Data for this task:
· · · · ·

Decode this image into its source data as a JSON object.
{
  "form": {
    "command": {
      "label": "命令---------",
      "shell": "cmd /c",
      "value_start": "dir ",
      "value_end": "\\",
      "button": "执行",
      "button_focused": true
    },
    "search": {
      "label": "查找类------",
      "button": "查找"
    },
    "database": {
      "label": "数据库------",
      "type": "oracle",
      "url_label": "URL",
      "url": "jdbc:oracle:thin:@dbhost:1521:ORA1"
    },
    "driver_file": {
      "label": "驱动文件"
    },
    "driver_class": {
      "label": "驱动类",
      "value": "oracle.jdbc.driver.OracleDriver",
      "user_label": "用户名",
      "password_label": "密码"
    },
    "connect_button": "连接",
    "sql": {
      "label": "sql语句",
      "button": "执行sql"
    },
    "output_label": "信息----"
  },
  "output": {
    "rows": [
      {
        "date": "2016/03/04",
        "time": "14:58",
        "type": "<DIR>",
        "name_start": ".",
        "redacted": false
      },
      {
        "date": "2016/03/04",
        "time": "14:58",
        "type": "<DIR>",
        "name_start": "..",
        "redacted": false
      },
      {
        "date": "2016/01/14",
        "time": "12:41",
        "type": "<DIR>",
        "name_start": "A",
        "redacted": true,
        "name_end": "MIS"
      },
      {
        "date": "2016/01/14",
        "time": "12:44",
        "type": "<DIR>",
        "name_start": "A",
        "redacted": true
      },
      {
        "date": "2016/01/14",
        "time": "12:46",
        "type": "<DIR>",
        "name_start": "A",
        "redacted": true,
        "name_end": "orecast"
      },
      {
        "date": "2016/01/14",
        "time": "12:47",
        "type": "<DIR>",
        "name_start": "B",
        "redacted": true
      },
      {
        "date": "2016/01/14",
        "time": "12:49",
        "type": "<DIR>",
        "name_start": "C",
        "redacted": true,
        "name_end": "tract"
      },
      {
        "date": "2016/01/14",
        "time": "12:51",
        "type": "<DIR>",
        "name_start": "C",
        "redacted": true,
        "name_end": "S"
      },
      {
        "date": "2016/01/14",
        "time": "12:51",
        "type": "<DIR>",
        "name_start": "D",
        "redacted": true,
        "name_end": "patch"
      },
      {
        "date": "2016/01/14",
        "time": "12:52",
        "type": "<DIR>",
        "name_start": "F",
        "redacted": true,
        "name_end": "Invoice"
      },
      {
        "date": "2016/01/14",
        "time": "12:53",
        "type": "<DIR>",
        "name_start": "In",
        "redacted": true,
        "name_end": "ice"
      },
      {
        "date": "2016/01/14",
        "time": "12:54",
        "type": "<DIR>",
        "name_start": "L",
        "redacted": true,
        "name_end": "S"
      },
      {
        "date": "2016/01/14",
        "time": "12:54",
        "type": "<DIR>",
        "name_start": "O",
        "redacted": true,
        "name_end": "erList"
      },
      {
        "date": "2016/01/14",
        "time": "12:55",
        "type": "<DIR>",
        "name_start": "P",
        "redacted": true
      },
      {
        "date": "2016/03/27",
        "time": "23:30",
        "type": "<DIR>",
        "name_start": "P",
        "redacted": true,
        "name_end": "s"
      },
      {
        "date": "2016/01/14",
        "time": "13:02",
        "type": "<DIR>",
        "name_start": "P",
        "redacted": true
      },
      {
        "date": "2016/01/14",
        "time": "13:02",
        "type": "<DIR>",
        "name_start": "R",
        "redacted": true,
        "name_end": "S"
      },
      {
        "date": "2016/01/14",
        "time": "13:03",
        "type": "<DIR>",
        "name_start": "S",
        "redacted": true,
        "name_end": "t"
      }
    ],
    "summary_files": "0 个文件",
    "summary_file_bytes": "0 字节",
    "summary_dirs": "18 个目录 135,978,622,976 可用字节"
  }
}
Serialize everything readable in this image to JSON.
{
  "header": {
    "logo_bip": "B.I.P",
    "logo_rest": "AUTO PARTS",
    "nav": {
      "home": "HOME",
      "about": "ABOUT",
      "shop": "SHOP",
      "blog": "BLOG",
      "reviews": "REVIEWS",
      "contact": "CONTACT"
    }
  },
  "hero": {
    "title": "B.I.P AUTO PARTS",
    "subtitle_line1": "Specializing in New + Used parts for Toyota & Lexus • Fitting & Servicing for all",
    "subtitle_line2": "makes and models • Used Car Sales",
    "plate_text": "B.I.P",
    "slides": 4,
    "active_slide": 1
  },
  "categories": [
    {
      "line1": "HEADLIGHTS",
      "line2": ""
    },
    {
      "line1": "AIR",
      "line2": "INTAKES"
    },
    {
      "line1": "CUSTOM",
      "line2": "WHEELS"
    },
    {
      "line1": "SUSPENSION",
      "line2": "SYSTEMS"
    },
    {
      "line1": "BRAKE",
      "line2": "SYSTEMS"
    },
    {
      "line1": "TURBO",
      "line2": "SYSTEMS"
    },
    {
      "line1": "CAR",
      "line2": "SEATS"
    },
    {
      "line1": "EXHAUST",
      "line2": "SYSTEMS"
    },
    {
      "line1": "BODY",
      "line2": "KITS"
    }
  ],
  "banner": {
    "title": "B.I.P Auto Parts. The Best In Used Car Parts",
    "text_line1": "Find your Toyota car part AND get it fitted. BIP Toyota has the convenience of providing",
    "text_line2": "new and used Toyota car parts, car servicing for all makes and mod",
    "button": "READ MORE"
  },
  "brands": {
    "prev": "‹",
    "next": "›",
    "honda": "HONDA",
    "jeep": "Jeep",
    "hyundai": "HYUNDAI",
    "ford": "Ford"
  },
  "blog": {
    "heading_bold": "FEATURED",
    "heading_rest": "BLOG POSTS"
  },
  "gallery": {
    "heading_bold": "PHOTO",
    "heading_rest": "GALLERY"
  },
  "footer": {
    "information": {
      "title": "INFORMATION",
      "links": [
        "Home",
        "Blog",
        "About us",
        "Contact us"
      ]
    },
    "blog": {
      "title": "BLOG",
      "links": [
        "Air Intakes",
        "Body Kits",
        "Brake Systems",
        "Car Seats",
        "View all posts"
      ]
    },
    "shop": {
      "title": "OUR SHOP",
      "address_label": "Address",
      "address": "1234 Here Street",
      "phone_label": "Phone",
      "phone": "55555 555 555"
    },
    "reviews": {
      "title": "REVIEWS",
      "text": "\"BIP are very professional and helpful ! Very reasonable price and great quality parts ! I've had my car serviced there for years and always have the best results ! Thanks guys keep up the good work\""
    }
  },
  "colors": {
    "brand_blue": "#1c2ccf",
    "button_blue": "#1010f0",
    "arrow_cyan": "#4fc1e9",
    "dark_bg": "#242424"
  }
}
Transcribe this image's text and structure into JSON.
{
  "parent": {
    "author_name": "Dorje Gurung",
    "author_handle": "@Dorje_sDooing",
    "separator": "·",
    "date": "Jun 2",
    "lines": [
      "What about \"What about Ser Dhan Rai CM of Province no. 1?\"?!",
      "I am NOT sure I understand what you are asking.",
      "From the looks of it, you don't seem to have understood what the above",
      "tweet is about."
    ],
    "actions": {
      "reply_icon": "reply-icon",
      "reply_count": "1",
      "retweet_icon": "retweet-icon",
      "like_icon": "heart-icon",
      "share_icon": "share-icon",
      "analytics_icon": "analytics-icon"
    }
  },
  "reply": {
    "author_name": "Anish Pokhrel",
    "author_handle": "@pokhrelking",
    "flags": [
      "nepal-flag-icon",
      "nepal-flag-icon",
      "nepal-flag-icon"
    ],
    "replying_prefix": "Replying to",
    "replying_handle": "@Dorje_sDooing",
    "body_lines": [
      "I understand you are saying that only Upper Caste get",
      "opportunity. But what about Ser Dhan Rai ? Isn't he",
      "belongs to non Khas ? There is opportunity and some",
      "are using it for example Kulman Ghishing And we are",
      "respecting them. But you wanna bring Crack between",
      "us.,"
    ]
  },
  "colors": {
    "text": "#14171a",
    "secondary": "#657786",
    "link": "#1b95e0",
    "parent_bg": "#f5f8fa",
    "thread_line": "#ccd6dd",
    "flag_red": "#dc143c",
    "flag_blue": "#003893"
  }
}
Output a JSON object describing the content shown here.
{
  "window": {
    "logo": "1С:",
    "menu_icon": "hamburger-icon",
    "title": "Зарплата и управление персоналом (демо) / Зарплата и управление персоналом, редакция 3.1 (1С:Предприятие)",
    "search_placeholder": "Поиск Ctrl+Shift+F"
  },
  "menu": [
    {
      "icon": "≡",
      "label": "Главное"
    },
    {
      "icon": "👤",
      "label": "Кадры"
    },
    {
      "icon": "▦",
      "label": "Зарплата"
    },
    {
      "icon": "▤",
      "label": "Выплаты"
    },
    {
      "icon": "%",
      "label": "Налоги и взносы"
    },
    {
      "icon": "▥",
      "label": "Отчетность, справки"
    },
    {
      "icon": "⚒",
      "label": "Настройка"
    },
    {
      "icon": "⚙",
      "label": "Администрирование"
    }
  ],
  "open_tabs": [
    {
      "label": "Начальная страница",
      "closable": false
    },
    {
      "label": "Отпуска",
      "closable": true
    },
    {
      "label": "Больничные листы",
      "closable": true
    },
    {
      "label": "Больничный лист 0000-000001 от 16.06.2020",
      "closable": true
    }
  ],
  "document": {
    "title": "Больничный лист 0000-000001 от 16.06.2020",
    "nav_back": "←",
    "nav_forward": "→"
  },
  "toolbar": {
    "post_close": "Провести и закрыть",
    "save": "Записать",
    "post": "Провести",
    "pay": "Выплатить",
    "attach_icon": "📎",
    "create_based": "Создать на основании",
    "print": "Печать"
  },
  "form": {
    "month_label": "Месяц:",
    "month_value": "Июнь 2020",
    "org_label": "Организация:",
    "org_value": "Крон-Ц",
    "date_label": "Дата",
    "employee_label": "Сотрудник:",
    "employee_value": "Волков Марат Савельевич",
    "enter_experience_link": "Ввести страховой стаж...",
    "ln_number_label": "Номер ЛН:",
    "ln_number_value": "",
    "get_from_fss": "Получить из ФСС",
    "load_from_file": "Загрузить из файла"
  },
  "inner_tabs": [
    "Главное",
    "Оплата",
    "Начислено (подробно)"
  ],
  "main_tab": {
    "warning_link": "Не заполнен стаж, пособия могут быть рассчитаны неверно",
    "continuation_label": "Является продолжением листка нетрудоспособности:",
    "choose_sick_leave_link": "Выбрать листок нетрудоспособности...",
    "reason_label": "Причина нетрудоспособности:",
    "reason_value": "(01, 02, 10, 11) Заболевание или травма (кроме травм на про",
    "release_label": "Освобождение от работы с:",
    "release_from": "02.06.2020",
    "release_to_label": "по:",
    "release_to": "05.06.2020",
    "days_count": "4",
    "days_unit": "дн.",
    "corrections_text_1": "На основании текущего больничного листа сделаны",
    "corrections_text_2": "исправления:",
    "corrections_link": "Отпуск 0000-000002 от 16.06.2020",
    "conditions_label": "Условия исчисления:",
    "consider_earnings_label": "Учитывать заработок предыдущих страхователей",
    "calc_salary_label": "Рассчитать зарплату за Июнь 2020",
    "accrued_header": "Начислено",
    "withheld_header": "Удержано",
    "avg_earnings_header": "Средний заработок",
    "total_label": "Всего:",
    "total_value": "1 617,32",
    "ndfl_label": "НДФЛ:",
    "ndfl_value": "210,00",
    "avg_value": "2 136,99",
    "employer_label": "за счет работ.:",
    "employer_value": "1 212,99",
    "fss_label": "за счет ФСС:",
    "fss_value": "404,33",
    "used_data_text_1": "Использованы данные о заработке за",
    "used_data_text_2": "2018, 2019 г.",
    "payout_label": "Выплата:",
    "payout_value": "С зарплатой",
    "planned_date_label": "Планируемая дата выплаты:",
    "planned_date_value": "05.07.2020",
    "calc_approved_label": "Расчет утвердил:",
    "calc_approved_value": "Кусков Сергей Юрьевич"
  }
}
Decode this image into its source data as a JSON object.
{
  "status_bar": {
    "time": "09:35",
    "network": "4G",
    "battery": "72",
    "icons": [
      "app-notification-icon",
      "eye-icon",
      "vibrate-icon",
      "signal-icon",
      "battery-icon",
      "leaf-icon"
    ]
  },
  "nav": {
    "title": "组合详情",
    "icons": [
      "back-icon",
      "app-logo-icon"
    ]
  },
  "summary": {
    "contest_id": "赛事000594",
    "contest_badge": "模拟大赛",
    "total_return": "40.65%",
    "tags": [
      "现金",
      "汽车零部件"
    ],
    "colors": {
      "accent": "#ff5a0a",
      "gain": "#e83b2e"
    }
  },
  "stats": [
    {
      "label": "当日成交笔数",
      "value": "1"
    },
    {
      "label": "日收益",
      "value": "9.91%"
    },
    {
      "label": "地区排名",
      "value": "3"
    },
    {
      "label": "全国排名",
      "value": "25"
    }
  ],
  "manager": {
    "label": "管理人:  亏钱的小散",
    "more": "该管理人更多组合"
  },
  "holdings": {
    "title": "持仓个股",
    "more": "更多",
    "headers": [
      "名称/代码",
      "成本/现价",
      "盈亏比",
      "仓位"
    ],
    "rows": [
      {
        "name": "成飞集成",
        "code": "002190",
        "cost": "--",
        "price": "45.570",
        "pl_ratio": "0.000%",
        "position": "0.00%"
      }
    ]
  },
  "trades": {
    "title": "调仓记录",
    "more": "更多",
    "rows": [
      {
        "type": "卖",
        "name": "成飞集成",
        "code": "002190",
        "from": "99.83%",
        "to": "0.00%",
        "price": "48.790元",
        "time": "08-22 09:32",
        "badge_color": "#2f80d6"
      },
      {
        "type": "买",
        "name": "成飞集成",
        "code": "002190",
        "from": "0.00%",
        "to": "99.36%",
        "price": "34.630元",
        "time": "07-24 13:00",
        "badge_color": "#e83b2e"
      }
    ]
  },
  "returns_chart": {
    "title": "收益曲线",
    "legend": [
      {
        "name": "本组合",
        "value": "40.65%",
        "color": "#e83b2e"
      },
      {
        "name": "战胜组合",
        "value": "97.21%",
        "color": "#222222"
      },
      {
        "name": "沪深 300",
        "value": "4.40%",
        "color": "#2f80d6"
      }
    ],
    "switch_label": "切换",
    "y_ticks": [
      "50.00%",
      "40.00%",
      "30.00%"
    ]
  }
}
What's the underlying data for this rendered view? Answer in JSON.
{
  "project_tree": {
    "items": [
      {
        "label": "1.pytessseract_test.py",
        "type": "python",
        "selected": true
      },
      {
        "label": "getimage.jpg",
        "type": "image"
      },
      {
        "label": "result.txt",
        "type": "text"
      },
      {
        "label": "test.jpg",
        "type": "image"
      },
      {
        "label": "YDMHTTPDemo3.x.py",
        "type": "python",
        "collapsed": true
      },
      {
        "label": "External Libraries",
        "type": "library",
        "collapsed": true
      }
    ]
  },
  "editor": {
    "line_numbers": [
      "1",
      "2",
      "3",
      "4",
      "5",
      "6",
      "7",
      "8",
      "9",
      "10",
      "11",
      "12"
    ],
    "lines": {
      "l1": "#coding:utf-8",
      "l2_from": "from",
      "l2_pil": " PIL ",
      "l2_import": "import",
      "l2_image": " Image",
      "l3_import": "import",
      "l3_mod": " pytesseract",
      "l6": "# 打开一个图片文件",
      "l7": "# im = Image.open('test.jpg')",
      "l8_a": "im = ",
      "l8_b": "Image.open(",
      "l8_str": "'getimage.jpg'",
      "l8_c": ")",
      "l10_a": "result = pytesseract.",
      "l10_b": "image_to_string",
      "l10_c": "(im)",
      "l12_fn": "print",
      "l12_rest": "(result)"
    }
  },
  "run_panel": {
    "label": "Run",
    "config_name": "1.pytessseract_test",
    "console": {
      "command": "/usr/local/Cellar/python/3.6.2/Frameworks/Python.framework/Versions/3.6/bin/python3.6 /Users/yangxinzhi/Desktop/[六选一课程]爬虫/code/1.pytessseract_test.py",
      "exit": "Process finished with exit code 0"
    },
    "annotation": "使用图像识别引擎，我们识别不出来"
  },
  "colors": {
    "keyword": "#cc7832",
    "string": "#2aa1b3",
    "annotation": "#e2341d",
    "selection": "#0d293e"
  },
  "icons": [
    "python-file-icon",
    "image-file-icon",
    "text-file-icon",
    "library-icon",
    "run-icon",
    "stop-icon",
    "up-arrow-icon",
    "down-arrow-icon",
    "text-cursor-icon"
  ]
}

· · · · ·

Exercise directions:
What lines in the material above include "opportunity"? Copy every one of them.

Solution for this task:
      "opportunity. But what about Ser Dhan Rai ? Isn't he",
      "belongs to non Khas ? There is opportunity and some",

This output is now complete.